# Your instructions
Which lines of the entries contain the word "screenshot"? Please list them.
*** Opening of Extracted data ***
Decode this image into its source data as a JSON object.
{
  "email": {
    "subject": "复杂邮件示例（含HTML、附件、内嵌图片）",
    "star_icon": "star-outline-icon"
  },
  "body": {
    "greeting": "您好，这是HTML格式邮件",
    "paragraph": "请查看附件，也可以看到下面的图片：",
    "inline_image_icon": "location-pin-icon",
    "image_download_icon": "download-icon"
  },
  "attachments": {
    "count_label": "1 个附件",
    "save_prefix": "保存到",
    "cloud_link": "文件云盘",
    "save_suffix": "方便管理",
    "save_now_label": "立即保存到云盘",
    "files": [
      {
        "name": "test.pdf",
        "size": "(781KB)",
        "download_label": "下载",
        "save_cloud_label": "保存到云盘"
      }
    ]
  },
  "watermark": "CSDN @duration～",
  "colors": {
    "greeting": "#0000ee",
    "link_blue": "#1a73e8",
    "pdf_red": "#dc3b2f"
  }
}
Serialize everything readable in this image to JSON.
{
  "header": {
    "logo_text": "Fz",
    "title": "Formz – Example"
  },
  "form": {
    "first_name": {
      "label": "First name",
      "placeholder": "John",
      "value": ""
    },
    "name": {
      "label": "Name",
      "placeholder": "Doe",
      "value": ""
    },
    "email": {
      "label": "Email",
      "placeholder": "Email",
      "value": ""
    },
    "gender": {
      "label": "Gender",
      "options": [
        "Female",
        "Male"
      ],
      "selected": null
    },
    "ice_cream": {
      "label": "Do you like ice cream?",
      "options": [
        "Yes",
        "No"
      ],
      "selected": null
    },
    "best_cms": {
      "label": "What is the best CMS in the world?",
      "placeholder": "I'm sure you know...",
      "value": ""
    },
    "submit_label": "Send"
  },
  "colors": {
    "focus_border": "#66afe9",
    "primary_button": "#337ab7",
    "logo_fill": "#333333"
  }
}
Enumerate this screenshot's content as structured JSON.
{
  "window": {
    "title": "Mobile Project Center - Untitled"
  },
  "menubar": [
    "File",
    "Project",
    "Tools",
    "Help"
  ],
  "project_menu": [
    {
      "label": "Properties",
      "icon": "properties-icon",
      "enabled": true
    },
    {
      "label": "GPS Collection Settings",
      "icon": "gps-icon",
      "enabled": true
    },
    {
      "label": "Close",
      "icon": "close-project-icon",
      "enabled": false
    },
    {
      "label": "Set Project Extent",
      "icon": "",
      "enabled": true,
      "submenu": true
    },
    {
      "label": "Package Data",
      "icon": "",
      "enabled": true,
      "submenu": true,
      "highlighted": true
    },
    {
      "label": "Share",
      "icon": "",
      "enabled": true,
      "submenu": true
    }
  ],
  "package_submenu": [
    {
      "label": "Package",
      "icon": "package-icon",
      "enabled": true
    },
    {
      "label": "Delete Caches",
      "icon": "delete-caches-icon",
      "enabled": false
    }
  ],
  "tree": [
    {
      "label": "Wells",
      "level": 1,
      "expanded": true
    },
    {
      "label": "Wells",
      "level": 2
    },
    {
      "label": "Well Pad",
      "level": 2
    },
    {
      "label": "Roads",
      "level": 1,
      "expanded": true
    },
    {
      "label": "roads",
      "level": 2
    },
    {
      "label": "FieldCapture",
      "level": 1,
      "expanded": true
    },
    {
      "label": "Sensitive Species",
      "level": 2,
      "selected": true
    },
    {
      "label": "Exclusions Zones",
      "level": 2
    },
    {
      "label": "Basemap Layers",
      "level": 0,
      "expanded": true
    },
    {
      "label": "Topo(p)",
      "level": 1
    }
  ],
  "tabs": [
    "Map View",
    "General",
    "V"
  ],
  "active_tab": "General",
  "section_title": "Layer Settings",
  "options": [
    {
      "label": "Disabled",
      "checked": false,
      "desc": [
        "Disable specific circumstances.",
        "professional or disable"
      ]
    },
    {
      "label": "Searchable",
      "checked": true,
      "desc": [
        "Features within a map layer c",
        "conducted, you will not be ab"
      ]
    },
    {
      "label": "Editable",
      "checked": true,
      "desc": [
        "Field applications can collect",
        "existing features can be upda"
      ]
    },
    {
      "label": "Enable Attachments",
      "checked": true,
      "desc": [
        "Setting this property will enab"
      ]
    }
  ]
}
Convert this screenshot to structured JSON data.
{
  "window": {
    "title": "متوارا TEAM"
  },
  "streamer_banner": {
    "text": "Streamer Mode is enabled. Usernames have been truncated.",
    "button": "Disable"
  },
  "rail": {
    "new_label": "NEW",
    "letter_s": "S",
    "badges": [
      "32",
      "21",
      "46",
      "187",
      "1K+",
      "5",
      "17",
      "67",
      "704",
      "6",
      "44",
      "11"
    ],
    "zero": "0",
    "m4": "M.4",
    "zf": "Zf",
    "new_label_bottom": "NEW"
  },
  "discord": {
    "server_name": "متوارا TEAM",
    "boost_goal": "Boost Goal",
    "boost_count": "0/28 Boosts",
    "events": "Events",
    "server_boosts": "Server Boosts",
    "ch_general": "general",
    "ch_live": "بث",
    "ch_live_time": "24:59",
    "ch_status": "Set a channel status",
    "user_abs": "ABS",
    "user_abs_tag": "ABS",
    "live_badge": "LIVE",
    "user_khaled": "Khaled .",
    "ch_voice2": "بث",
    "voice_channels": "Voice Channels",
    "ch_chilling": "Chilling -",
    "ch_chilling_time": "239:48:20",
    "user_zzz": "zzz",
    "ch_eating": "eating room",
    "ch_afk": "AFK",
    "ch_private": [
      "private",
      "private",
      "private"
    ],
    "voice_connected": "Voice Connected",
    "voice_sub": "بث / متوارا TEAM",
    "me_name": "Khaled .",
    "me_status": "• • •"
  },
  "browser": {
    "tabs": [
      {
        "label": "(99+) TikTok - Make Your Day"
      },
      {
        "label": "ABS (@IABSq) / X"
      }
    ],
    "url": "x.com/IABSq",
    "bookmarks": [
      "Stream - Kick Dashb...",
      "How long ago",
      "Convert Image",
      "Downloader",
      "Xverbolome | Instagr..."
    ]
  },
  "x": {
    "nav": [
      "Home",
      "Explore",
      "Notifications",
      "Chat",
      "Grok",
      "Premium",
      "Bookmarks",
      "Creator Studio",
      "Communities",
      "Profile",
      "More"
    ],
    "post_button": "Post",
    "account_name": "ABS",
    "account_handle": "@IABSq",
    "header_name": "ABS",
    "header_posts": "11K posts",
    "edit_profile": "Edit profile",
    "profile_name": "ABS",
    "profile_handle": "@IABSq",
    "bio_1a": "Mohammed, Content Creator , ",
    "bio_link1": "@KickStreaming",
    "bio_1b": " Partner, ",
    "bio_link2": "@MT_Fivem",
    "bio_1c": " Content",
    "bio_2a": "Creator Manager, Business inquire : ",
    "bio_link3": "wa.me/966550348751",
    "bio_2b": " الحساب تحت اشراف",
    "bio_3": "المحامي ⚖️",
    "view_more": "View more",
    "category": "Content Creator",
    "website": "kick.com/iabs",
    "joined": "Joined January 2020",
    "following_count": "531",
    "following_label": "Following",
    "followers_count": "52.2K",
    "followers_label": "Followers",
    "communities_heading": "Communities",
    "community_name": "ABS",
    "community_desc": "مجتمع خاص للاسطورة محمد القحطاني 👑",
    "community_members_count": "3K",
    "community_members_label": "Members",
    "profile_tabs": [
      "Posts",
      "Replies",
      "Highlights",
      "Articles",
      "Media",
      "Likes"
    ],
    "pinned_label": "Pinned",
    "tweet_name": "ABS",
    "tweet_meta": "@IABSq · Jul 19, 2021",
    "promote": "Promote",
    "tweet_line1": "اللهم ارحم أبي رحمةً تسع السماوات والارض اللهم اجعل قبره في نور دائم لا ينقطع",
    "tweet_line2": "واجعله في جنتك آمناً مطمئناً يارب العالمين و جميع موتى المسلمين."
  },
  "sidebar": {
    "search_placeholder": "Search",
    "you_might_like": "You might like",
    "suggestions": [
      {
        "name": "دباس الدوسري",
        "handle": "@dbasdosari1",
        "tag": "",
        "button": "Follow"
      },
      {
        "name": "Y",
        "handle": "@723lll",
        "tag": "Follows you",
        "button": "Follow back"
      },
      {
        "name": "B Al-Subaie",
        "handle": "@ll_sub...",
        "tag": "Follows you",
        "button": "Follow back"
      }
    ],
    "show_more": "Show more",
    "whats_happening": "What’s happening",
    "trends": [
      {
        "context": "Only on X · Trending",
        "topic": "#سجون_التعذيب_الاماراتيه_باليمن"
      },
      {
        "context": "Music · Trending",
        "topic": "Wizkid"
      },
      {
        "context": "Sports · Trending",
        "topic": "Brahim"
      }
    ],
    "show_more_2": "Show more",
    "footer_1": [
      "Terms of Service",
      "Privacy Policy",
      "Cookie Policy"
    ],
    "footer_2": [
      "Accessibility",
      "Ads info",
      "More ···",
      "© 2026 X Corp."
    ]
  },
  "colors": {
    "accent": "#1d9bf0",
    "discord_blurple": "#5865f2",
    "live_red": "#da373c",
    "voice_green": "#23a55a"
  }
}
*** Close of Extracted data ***
# Task solution
Enumerate this screenshot's content as structured JSON.
Convert this screenshot to structured JSON data.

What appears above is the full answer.